This was a request for donations to help me purchase a portable oxygen concentrator. I received a goodly number of contributions which, when added to my meager savings allowed me to purchase an Inogen g3 unit. Therefor have closed the Go Fund Me account. Thanks to everyone that helped.
I’m not sure I’d call this a “Good Adventure” but I entered a new stage of my life Last Wednesday: living with supplemental oxygen. Breathing has gotten much more difficult over the last year. A couple of weeks ago I went to the pulmonologist received a prescription for supplemental oxygen. Since I live on a small sailboat on a canal off the Saint Johns River in Central Florida the use of oxygen tanks was out of the question. The solution had to be a portable oxygen concentrator. I spent hours on line looking at various makes and models. I decided that either the Inogen G3 or the G5 would be what I wanted. The Inogen G3 is one of the concentrators most often mentioned as a top unit in dependability and durability. Trying to find out what the damned things actually cost, and I mean this about ALL the manufacturers, not just Inogen, is worse than trying to get an auto insurance quote online. Everyone requires you to give them an email address so they can clutter up your email inbox with spam for the rest of your life. I finally broke down and gave my info to a couple of companies that seemed to offer the best info, less prices. A brand new unit runs a bit over $3K.

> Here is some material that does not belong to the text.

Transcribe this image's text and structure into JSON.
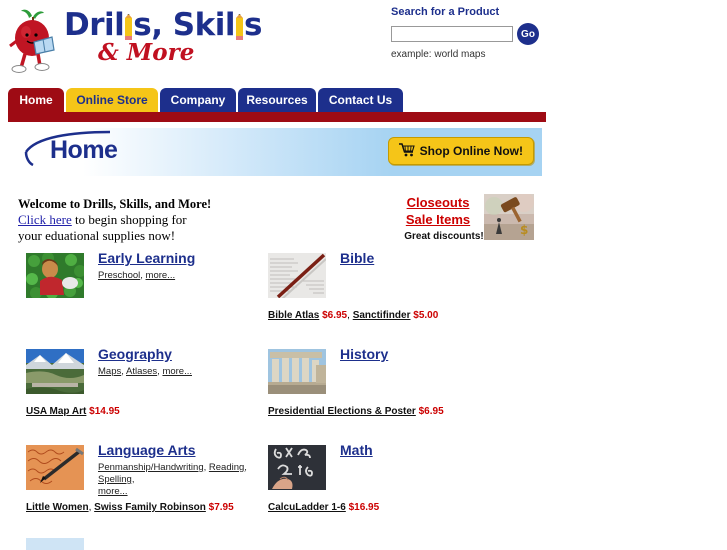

Doesn’t Medicare cover the expense? Well, sometimes, but not often and it’s really convoluted. What it boils down to is you have to require oxygen 24/7. I don’t. Even if you do, then Medicare will ONLY cover the costs of RENTING a unit from an oxygen supplier. I was sorta stuck, so I have to go ahead an buy one.
I talked to someone who had a G3 for sale on Facebook Market Place for $800, but after sleeping on it for a night decided I didn’t want to take the chance on a used unit with no warranty. But I did find a refurbished Imogen G3 with a one year warranty for a grand less than a brand new one with a three year warranty. Hell, I might not even be around in three years what with three stents in my heart as is so the single year is okay by me.
So Wednesday the unit arrived. We’ll see if it actually changes my life.
There are two lithium ion batteries. Of course it’s shipped with the smaller one but that’s supposed to give four hours running time alone at the second setting. They claim the “double” battery, at $350+ will give up to 10 hours running time.
It’s not very big. Nine inches high, eight and three-quarters wide, and three inches thick. It weighs in at a bit over five pounds. Came with a carrying case with a shoulder strap, a 110 volt power supply that charges the battery while also operating the unit, and a car cigarette lighter plug thingy to charge it while you’re driving.
I was a copywriter for an ad agency once so I know how all that stuff works. In all the literature about the various portable oxygen concentrators there are pictures of people with these things stuck up their noses doing stuff like running marathons, playing rugby and white water rafting. Not that I’d be doing any of that crap if I didn’t have COPD and I did exaggerate a tad about what people are doing in that promotional literature, but they all have cat that ate the canary grins on their faces. Me? I’ll be happy if I can walk a city block without collapsing as I did in Chicago in July. Well, not total collapse, but I had to stop three times in one block and the last time I was down on a knee because I couldn’t get enough air in my lungs.
When I got back to The Swamp with the unit it only took a couple of minutes to set it up and hit the power-on button. I’d watched several YouTube vids in advance. So, after going on my boat for my computer in a backpack and my oxymeter on its cord over my neck I sat at the picnic table a little winded. as usual. The oxymeter gave me a blood/oxygen reading of 91%. I put the cannula on and within a couple of minutes the reading was up to 97%. I kept a log of my blood oxygen levels through the month of August and rarely saw it hit above 92%. Generally it was hovering in the upper 80s and lower 90s.
I gathered my stuff and headed to the air conditioned “pod” a couple of hundred feet away. I know that’s not far for almost everyone who might be reading this, but often I would have to stop at the half to three quarters mark until I could breathe well enough to continue, and when I’d get to the table outside the pod I was usually done in and need to take a couple of hits off my inhaler.
The G3 is NOT a miracle. But I was able to make it all the way to the table in one go and, while winded, I didn’t feel the need to use the inhaler. Honest I didn’t.
My 02 reading said 91% but it was back up to 97% in under a minute and I was breathing like the rest of the world shortly after that.
All the literature about COPD and the doctors I’ve consulted all say that exercise, while seemingly counter intuitive, is necessary for patients to do. I have some exercises I’m supposed to be doing and now I’m going to start walking again to build up strength in my lungs once more.
Next will be going out in public with this thing stuck under my nose. But I’m sure I’ll get over the embarrassment, Took me a little while to get over the embarrassment of holding a stupid sign at the airports when I was doing pick ups for a limo service pre-9/11. And if anyone it going to offer me sympathy because of my condition I’m going to milk it to the max!